Unfortunately, children have become an extension of the parent’s selves and a part of the parents claim to status. The clothes they wear, the schools they attend, the grades they achieve, the instruments they play, the goals they score, all bear testimony to their parents’ supposed intelligence and success. In today’s highly competitive environment, parents want fewer kids but higher quality children, investing more and more into trying to promote their success. “It is not that we are necessarily a child-loving society – we do not care about kids in general – we care about our own kid,” says Steven Mintz, History Professor at Houston University and author of A History of American Childhood.

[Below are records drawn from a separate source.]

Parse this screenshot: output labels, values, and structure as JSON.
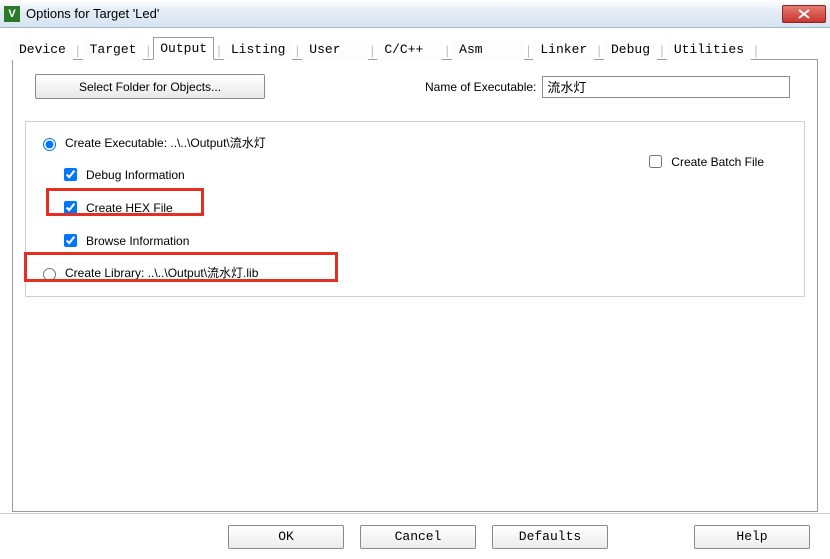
{
  "window": {
    "title": "Options for Target 'Led'"
  },
  "tabs": {
    "items": [
      "Device",
      "Target",
      "Output",
      "Listing",
      "User",
      "C/C++",
      "Asm",
      "Linker",
      "Debug",
      "Utilities"
    ],
    "active_index": 2
  },
  "row": {
    "select_folder_label": "Select Folder for Objects...",
    "name_of_executable_label": "Name of Executable:",
    "executable_name_value": "流水灯"
  },
  "options": {
    "create_executable_label": "Create Executable:  ..\\..\\Output\\流水灯",
    "debug_info_label": "Debug Information",
    "create_hex_label": "Create HEX File",
    "browse_info_label": "Browse Information",
    "create_library_label": "Create Library:  ..\\..\\Output\\流水灯.lib",
    "create_batch_label": "Create Batch File",
    "mode_selected": "executable",
    "debug_info_checked": true,
    "create_hex_checked": true,
    "browse_info_checked": true,
    "create_batch_checked": false
  },
  "footer": {
    "ok": "OK",
    "cancel": "Cancel",
    "defaults": "Defaults",
    "help": "Help"
  }
}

What has strangely happened is that with this child-centric obsession, the term ‘hyper-parenting’ has come into use to describe today’s anxiety-driven, success-oriented approach to childrearing. We smother them and worry obsessively about their health.

What is fascinating is that this may be the very reason they’re becoming ill! In my own medical practice, it was extremely common to find that children of neurotic parents get sick more often. Many doctors who see the same kids frequently with repeated infections describe a common personality in the moms: ‘the smothering overanxious mother’. They’re always at the doctor and the child frequently gets ill. Anxious parents also seem to have children with chronic complaints such as constant bellyaches. This has been anecdotal evidence up until very recently. Many renowned medical research centers are now documenting evidence of an association between excessively anxious ‘hyper-parents’ and frequently ill kids.

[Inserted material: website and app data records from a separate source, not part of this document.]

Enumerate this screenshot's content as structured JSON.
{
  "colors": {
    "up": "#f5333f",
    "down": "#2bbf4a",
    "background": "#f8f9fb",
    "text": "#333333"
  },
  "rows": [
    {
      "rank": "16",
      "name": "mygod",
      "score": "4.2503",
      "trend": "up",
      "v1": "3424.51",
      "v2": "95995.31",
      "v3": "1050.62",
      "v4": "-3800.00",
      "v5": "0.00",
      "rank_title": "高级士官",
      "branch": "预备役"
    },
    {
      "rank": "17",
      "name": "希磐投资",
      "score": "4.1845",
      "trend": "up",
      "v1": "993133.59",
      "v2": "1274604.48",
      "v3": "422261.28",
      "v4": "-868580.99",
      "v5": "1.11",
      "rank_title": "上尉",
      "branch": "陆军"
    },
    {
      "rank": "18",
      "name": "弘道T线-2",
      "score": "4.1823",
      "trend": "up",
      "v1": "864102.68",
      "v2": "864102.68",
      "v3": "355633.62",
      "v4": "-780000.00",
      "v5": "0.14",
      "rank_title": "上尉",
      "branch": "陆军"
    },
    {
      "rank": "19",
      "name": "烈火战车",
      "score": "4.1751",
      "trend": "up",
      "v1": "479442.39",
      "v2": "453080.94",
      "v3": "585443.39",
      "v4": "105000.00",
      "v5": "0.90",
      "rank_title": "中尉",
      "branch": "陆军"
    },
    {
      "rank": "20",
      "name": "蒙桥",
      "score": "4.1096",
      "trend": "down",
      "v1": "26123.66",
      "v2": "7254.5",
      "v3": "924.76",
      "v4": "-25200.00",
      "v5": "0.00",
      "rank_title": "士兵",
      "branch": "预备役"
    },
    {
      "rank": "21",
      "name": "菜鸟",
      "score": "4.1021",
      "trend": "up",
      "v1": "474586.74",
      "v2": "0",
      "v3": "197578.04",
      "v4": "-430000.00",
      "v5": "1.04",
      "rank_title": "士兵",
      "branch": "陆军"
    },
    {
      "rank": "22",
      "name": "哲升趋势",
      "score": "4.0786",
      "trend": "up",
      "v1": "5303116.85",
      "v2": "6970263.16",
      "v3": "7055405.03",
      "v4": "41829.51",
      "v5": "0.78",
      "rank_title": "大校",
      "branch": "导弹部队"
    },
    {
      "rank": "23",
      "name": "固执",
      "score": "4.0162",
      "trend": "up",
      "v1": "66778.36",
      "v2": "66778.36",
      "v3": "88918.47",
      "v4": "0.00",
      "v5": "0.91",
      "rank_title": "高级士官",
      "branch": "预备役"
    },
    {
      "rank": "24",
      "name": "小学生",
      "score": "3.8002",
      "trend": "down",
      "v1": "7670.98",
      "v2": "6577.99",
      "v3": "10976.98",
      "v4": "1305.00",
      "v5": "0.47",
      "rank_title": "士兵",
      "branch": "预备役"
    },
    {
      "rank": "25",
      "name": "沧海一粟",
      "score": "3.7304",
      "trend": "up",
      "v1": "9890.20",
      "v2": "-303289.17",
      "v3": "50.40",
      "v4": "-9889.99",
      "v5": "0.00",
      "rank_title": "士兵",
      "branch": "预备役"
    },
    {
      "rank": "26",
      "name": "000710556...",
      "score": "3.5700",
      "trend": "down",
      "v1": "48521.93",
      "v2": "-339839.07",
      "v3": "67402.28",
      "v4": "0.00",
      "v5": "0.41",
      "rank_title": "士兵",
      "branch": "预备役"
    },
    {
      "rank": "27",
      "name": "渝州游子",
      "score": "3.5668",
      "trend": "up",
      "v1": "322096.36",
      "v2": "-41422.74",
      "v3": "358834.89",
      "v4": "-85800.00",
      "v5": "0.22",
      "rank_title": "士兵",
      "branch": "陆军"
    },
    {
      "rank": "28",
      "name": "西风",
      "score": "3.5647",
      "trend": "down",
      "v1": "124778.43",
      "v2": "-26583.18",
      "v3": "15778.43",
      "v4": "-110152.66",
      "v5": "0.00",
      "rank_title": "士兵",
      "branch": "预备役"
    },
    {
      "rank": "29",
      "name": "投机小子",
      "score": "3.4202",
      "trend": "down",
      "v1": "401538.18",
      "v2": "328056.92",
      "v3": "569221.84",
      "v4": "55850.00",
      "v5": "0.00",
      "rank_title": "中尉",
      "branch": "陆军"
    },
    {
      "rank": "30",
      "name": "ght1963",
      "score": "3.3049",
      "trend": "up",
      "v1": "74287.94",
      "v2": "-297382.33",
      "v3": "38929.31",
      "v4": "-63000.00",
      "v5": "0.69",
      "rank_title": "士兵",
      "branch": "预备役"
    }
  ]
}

No one is saying that we should love or care for them any less, but something seems to have been lost amid the modern-day desire to treat childhood as a project with a perfect child outcome and its concomitant fanatical angst.

3 Top Tips to Raise Healthy Kids

  1. Give them space.
    Back off a bit. Helicopter parenting does no good. Allow them a little emotional space at each life stage to develop personal mastery of their little worlds.
  2. Boost their brains
    To keep your kids’ brains healthy and minds stimulated, make sure to give them the best quality fresh superfoods, and plenty of exercise in the fresh air – but don’t get obsessed! Hyper-parenting may prevent your child’s brain from developing optimally. It also prevents the child’s personality from actually developing to its full and open potential and it creates a lot of childhood stress,” said psychiatrist Samir Parikh.
  3. Boost their bodies

    According to the Journal of Gastroenterology from December 2015, children whose mothers were anxious and suffered from irritable bowel syndrome, themselves, showed frequent gastrointestinal complaints, doctor visits and days off from school. So, not only are you possibly harming yourself with excessive worry and anxiety, but it may affect your child’s body, too.

Keep them safe and happy with balanced and nutritious meals and snacks, lots of outdoor activities and less screen time, while personally engaging, talking and playing with them and you will go a long way to boost their little bodies. Most importantly, give your kids lots of love and hugs.

Perhaps for everyone’s sake (especially for the child’s health), parents should back off a little. You never know, we may all become a little healthier and parenting and childhood may even turn out to be fun.

Nutritional information

Recipe: Creamy Green Strawberry Dream Serving in this recipe:1

  • Calories: 236.6
  • Total Fat: 3.6 g 5.5%
  • Saturated Fat: 0.4 g 1.9%
  • Cholesterol: 0 mg 0%
  • Sodium: 358.7 mg 14.9%
  • Total Carbs: 45.7 g 15.2%
  • Dietary Fiber: 9.9 g 39.4%
  • Sugar: 22.1 g
  • Protein: 8.1 g 16.2%
  • Vitamin A: 481.9% Vitamin C: 244.1%
  • Calcium: 68.5% Iron: 26.1%

* Percent Daily Values are based on a 2,000 calorie diet. Your daily values may be higher or lower depending on your calorie needs.